Scan the data below and state how many of its lines contain the word "sphere", giving only the figure.

** Opening RECORDS SUPPLIED block **

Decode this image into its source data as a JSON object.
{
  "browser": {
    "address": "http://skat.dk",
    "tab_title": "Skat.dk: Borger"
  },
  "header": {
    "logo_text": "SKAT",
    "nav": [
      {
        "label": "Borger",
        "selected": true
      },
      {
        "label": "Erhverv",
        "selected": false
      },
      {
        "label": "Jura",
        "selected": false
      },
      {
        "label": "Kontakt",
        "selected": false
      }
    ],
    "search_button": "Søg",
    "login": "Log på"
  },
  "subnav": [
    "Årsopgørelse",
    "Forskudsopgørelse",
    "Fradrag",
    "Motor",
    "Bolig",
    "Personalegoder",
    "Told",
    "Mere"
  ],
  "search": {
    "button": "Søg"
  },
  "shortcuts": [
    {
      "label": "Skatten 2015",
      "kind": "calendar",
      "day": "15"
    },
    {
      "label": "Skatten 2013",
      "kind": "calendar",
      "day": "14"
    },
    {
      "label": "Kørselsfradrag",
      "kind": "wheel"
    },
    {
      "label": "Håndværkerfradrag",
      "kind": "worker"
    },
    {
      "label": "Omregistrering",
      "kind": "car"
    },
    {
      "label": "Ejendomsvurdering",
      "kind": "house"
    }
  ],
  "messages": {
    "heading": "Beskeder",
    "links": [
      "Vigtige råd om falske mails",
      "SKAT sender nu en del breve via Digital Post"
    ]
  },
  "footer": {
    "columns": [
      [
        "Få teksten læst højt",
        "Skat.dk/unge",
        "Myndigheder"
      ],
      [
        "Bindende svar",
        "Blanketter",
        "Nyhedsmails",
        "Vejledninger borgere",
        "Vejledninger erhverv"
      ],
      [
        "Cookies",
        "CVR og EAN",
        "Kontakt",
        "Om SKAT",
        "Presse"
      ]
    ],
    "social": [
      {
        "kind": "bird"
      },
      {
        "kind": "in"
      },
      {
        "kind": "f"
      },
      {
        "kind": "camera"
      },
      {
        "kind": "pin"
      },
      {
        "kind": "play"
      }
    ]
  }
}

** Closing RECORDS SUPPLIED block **
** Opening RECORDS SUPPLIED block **

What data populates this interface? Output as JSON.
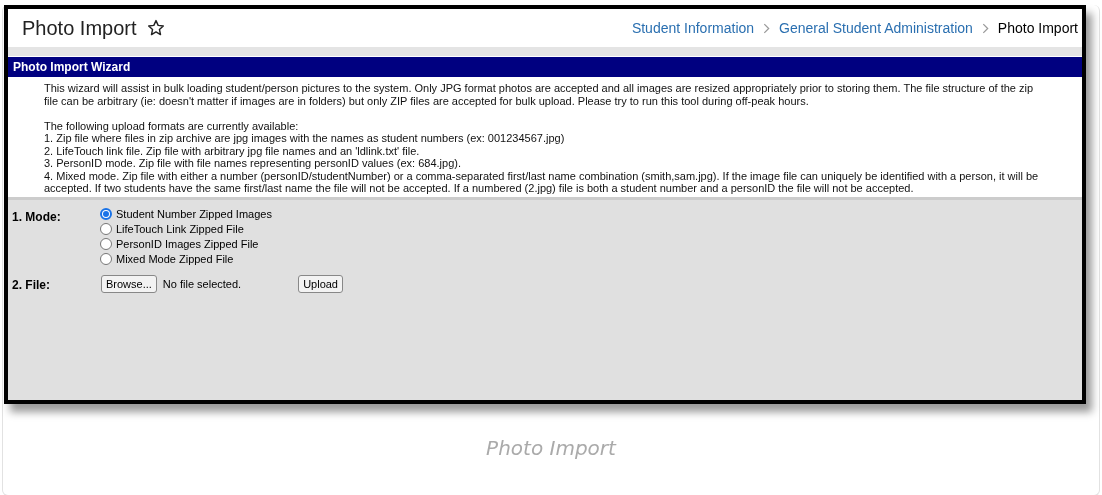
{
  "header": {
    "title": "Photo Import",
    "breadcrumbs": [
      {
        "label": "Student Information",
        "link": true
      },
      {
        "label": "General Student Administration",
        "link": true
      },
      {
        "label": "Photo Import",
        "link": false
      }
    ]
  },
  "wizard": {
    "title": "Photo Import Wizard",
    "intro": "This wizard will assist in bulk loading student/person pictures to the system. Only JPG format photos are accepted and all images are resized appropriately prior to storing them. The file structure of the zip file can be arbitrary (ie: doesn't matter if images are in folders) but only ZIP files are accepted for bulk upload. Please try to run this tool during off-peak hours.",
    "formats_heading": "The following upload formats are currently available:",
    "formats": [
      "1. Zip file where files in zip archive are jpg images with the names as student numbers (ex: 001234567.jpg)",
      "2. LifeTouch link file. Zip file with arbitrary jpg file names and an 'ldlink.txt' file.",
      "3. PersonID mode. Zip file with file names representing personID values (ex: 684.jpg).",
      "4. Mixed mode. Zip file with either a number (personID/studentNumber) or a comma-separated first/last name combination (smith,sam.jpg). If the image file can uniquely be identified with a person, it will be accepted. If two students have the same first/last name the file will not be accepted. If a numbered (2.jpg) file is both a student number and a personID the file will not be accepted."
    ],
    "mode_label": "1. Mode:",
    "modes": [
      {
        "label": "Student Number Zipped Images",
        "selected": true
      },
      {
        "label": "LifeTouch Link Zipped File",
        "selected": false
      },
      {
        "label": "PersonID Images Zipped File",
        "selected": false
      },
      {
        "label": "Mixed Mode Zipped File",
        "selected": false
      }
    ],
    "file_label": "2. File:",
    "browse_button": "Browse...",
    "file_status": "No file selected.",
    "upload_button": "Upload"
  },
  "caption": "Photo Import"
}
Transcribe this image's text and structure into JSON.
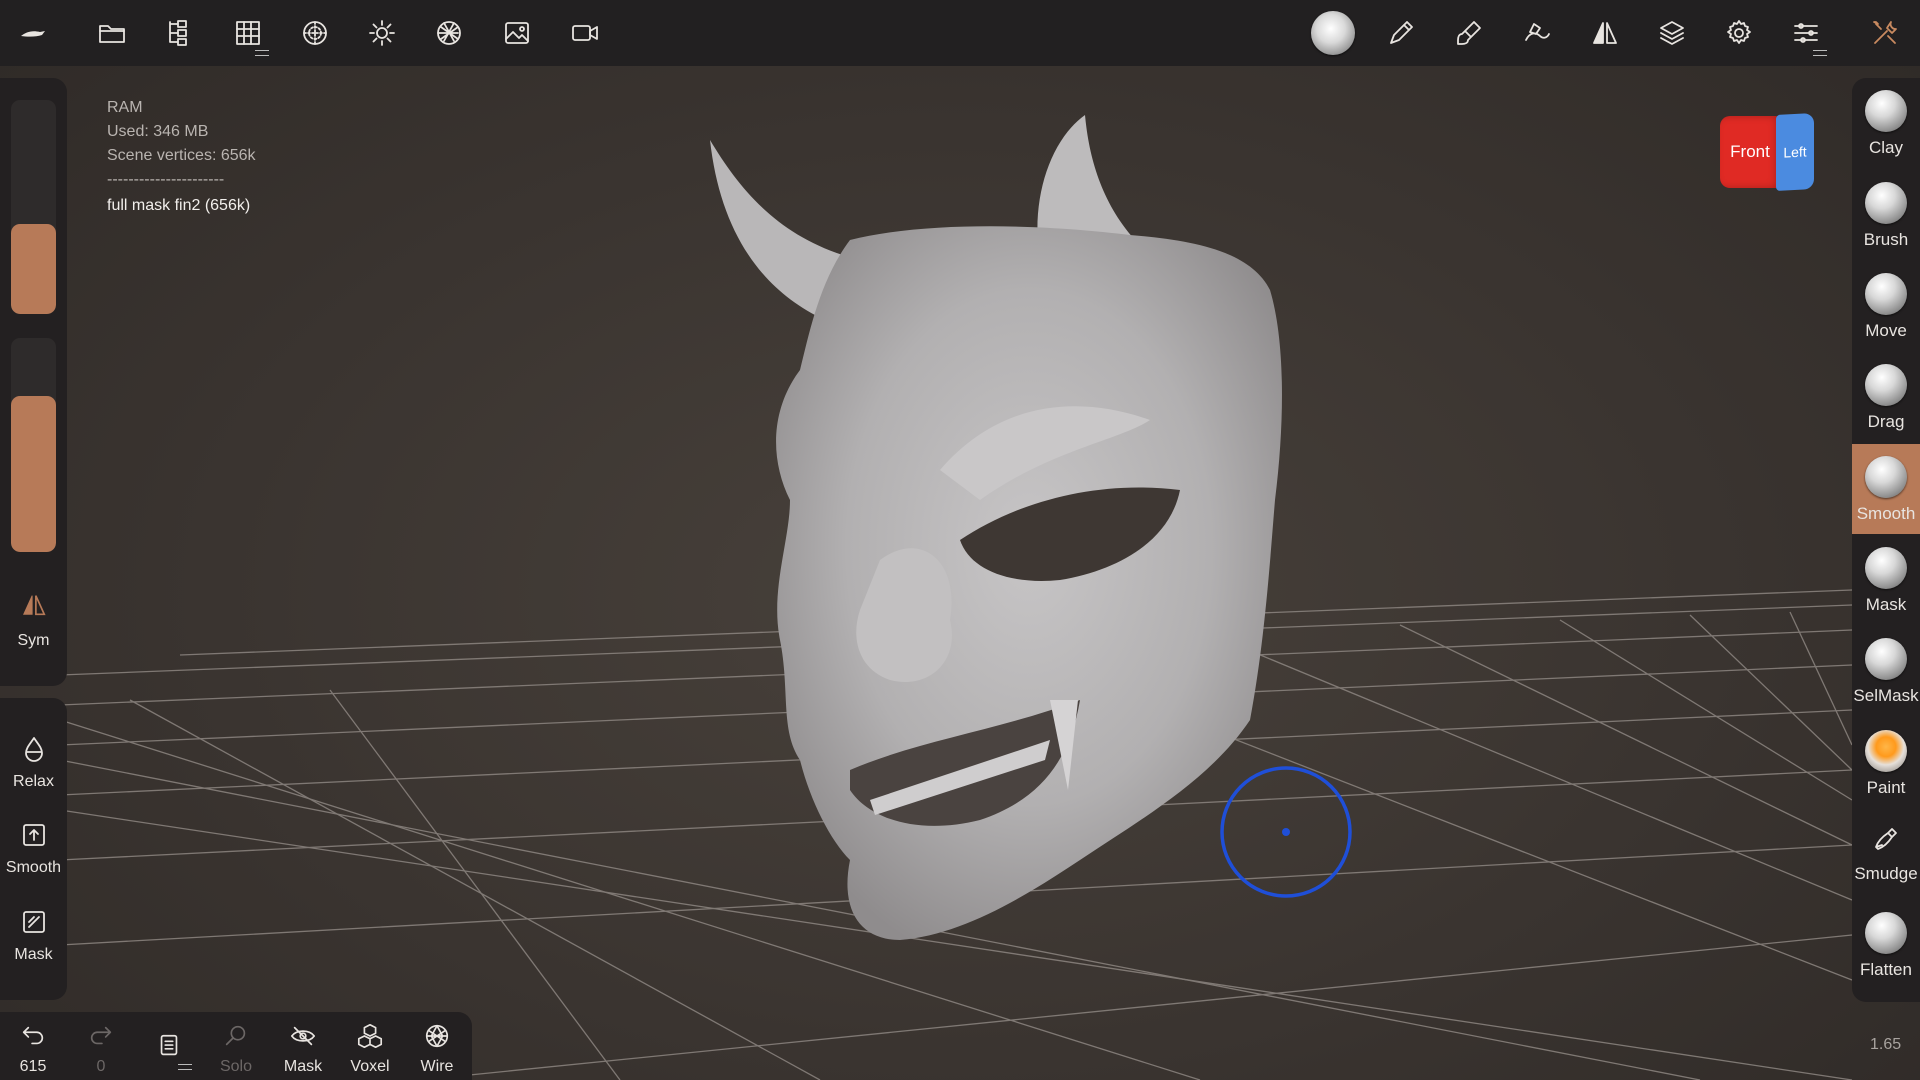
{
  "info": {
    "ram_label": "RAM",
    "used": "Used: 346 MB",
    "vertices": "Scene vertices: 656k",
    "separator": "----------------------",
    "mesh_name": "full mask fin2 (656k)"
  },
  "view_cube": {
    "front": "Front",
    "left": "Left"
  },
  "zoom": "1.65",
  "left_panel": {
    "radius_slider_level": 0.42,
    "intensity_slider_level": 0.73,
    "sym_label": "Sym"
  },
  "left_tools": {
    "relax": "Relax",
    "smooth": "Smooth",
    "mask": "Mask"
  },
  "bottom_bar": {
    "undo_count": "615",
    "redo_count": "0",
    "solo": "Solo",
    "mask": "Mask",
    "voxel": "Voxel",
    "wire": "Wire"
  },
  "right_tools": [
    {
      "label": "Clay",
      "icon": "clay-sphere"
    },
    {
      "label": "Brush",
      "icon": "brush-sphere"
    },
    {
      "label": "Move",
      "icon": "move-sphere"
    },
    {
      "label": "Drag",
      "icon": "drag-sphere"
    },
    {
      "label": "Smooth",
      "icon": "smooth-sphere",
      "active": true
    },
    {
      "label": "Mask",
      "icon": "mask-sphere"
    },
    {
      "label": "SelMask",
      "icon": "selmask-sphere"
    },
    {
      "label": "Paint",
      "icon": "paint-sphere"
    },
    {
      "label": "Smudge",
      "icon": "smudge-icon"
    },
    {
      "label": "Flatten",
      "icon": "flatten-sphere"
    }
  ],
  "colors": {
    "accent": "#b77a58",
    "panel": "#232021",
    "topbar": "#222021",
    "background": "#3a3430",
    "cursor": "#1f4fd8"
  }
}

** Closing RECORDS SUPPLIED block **

» **SOLUTION FOR THIS EXERCISE**
9